Find all lines in the records that include the word "church", and copy them out.

Component data from apps and pages:
=== Section Start ===

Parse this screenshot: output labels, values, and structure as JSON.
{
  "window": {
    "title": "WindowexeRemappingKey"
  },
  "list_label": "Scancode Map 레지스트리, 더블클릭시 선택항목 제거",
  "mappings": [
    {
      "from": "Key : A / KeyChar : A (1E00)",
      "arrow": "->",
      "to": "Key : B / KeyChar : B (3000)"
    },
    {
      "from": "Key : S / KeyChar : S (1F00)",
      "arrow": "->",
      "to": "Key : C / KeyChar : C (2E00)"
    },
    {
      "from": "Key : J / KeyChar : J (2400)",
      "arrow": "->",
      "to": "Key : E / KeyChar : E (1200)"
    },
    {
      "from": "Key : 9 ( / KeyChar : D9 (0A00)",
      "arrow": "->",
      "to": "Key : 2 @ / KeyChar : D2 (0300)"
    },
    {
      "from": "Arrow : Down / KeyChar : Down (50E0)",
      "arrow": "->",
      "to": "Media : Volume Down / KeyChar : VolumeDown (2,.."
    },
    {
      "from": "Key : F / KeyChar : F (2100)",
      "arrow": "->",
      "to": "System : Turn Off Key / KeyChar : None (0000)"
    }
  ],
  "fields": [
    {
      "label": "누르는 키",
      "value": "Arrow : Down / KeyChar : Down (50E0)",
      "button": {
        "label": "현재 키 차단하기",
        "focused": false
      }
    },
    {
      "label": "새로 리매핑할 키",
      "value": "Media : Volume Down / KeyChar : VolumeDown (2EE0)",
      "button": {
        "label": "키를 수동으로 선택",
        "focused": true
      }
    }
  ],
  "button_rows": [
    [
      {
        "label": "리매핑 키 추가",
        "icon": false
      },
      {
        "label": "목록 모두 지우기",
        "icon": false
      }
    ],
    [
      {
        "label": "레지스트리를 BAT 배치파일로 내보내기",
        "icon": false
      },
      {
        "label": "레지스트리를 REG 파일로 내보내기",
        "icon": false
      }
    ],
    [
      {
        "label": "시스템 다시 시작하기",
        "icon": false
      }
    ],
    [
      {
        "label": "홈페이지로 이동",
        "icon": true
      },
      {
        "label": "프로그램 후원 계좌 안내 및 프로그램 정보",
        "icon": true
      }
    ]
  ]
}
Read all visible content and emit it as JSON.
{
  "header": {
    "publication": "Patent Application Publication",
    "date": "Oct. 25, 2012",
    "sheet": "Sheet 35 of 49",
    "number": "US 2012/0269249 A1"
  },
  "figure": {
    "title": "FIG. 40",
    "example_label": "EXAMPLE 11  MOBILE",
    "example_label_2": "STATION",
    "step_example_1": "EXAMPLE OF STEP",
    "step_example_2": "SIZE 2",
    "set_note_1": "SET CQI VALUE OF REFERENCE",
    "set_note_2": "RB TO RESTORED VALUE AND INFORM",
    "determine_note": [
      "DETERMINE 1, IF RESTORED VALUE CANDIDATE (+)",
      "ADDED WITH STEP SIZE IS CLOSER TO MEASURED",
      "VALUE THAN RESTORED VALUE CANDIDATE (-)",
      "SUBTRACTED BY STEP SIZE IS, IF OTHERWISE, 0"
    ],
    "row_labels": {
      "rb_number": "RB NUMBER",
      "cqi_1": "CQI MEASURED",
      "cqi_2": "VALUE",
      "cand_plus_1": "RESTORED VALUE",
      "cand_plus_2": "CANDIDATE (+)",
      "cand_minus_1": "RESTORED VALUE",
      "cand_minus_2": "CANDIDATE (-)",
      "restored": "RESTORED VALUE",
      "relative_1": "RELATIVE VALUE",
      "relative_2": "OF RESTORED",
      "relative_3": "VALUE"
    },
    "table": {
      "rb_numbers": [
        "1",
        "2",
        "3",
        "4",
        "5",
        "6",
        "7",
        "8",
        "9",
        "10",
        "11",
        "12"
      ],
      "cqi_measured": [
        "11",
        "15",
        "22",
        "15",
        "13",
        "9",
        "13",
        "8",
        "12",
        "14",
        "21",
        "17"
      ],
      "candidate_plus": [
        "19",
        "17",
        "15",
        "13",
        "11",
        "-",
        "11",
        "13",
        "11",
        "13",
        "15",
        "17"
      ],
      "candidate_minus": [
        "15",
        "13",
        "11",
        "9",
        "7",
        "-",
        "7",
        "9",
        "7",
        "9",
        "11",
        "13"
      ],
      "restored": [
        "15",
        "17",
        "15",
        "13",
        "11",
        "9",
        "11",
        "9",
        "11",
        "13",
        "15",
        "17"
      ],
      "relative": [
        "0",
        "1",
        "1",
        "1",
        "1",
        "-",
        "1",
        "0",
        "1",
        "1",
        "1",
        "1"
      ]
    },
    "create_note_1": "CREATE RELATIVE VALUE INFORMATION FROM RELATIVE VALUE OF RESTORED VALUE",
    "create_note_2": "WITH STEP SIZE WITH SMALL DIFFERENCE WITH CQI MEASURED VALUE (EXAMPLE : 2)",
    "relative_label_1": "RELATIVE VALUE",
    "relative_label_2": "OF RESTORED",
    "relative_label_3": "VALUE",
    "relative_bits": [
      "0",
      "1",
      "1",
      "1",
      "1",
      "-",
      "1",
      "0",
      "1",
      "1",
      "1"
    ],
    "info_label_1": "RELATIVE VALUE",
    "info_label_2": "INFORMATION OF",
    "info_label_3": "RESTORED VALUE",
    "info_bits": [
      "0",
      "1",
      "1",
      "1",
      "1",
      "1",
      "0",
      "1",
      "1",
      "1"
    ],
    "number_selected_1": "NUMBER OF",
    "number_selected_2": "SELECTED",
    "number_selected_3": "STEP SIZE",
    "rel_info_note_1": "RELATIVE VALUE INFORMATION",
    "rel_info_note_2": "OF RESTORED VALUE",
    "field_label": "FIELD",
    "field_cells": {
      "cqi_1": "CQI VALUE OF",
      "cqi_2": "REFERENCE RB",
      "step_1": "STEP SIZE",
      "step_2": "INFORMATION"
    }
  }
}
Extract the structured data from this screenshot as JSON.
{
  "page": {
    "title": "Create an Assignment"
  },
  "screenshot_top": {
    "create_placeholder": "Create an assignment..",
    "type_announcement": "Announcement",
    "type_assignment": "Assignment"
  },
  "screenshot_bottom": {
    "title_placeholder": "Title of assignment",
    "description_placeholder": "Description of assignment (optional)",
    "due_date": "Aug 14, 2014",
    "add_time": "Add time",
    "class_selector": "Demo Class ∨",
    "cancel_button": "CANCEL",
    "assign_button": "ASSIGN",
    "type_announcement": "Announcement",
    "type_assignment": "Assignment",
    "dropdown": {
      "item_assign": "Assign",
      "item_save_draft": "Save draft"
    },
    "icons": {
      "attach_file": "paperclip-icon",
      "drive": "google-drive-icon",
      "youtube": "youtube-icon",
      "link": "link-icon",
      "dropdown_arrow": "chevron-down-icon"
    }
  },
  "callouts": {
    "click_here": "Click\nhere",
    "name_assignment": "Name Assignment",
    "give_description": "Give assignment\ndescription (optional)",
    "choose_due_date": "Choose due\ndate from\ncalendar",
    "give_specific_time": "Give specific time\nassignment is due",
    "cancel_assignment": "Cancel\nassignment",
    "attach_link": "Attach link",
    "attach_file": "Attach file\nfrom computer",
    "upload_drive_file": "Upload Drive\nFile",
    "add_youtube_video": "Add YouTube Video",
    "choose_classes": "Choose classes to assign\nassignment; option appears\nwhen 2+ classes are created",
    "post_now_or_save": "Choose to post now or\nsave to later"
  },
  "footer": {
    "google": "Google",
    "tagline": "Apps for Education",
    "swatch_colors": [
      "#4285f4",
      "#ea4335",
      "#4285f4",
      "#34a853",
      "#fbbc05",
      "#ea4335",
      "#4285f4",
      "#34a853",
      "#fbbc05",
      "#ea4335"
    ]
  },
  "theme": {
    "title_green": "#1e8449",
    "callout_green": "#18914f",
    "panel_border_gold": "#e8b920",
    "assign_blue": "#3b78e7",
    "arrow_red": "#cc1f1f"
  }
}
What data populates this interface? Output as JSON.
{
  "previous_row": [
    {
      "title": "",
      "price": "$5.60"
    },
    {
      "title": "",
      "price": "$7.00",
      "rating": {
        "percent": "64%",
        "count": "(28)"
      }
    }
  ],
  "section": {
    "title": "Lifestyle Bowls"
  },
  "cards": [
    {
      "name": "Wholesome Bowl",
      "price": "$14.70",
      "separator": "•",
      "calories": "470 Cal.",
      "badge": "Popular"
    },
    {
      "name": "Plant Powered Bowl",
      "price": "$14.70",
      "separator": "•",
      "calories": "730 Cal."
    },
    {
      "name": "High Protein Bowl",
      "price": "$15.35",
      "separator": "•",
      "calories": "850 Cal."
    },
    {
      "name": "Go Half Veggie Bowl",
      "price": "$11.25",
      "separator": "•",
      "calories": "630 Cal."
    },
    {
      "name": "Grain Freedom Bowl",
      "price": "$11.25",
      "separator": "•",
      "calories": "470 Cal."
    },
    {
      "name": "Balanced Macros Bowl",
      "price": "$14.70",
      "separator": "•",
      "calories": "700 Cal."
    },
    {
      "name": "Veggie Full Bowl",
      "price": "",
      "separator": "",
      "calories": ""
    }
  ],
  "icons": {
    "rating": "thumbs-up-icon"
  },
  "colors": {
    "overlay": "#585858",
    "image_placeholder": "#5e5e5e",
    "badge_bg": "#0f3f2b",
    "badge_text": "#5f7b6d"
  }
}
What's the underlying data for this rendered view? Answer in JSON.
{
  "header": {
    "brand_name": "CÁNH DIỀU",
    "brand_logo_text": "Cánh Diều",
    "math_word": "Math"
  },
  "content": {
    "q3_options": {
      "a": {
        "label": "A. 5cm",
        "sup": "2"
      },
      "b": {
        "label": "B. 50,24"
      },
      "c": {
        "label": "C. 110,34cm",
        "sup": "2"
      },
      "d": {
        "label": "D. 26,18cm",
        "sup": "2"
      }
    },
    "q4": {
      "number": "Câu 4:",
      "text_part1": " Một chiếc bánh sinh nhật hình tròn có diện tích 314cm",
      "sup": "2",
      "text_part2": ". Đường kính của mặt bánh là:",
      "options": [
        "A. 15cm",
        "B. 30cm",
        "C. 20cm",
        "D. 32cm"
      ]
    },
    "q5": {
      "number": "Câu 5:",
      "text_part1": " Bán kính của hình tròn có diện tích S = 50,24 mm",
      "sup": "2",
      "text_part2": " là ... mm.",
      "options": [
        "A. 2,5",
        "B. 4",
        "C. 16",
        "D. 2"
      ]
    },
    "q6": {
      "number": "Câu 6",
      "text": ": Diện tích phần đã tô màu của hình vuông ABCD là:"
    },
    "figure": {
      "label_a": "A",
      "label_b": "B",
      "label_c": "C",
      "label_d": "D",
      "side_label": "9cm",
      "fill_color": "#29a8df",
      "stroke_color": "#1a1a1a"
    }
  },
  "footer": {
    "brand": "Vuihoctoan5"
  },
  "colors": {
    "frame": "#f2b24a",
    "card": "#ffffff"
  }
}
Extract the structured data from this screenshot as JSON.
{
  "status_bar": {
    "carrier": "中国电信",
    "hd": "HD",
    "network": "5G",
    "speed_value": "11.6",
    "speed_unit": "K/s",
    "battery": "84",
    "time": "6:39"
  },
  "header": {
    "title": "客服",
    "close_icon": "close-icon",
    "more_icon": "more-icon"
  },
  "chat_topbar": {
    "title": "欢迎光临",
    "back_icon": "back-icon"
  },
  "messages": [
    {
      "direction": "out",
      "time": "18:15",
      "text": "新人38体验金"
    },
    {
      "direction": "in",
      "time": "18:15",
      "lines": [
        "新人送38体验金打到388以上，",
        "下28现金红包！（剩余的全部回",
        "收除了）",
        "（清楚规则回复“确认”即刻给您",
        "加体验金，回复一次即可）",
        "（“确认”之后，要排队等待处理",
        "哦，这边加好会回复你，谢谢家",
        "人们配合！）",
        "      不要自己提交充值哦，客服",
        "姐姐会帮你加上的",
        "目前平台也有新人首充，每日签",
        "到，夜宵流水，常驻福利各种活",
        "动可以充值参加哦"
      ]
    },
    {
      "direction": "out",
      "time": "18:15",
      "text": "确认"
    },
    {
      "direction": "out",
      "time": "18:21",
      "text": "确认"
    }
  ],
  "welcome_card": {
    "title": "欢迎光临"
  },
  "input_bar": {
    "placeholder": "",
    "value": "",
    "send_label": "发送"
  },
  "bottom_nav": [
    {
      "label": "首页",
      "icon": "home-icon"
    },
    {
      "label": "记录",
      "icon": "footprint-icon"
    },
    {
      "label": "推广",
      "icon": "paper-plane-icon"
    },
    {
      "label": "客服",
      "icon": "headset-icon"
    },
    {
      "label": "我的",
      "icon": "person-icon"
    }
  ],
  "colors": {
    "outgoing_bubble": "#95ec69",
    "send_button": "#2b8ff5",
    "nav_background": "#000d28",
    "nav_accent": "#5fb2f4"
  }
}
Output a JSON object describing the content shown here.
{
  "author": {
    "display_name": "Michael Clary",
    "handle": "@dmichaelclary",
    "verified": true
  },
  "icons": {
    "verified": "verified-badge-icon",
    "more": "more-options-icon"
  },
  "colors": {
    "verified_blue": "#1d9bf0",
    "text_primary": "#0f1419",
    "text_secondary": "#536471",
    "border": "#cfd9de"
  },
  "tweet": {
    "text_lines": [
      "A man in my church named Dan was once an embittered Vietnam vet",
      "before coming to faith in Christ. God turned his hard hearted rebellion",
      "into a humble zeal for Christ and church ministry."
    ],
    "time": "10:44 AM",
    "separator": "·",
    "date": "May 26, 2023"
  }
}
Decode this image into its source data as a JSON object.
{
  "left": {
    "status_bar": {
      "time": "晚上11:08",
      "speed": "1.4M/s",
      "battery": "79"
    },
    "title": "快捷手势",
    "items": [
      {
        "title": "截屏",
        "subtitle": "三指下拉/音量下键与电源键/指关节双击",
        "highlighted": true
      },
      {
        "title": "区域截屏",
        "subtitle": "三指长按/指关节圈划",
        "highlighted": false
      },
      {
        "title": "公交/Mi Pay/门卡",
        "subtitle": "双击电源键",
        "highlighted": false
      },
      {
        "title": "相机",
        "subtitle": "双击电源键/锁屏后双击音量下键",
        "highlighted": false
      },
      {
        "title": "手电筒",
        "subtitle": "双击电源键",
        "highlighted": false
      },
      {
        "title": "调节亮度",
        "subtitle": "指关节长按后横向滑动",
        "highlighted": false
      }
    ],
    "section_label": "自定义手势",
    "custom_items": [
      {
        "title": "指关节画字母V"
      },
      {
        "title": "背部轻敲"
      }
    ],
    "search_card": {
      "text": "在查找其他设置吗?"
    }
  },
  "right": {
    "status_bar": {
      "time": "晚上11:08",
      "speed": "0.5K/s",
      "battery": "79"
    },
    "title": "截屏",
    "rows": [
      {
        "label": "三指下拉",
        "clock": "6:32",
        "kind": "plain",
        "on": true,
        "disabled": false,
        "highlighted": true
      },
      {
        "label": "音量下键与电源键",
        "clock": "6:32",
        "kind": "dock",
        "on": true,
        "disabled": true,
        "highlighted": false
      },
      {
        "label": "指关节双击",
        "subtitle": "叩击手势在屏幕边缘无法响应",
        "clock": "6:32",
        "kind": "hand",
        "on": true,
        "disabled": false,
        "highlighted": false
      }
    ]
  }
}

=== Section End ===

• SOLUTION TO THE EXERCISE:
      "A man in my church named Dan was once an embittered Vietnam vet",
      "into a humble zeal for Christ and church ministry."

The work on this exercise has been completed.